▸ WHAT THIS TASK INVOLVES: The word "טיפול" marks the lines to find; copy every such line from the data below.

▸ PROVIDED DATA:

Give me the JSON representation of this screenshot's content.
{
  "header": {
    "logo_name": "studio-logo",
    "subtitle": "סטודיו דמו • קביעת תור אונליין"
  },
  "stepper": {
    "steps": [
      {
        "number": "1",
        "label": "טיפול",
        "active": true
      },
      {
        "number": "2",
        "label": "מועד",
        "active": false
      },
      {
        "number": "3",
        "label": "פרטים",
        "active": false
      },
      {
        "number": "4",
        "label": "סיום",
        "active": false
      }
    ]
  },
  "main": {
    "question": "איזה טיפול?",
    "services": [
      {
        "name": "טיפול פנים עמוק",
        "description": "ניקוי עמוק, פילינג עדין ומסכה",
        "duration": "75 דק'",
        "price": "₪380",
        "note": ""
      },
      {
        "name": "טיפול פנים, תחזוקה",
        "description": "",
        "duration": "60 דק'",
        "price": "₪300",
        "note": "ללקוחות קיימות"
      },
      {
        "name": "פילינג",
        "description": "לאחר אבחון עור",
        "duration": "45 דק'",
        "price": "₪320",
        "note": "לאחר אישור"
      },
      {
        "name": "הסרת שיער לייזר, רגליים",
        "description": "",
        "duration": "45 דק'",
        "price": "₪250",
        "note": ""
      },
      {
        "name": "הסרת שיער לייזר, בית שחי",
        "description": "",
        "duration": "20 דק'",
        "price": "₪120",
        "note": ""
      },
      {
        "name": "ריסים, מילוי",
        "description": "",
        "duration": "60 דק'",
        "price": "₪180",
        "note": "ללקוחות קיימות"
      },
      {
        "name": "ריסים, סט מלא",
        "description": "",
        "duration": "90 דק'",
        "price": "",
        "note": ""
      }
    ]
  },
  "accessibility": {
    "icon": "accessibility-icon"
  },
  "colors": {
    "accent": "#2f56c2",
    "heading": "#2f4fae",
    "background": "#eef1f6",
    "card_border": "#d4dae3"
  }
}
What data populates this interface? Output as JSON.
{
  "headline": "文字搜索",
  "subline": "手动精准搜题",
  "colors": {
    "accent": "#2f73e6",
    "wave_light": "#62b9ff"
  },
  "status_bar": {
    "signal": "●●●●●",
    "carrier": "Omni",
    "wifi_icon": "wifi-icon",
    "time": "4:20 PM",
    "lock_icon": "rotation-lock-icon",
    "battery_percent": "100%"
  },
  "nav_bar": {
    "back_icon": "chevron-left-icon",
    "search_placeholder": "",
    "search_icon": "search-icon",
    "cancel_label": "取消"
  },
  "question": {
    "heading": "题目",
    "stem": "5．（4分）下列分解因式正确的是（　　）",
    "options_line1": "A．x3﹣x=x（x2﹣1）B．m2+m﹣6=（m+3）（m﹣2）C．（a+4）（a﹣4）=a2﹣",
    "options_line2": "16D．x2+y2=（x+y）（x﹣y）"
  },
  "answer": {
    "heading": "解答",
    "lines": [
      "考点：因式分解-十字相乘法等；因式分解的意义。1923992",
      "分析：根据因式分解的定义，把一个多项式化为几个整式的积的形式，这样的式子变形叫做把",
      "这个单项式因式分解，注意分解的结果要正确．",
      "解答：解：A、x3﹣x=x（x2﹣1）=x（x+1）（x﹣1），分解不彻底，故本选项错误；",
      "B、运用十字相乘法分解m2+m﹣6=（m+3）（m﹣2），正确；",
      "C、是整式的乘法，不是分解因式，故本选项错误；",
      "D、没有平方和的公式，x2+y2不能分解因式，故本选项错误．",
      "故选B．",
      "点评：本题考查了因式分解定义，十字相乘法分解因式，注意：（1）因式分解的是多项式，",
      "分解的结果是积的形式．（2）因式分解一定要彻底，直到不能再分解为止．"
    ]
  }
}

▸ EXERCISE RESPONSE:
        "label": "טיפול",
    "question": "איזה טיפול?",
        "name": "טיפול פנים עמוק",
        "name": "טיפול פנים, תחזוקה",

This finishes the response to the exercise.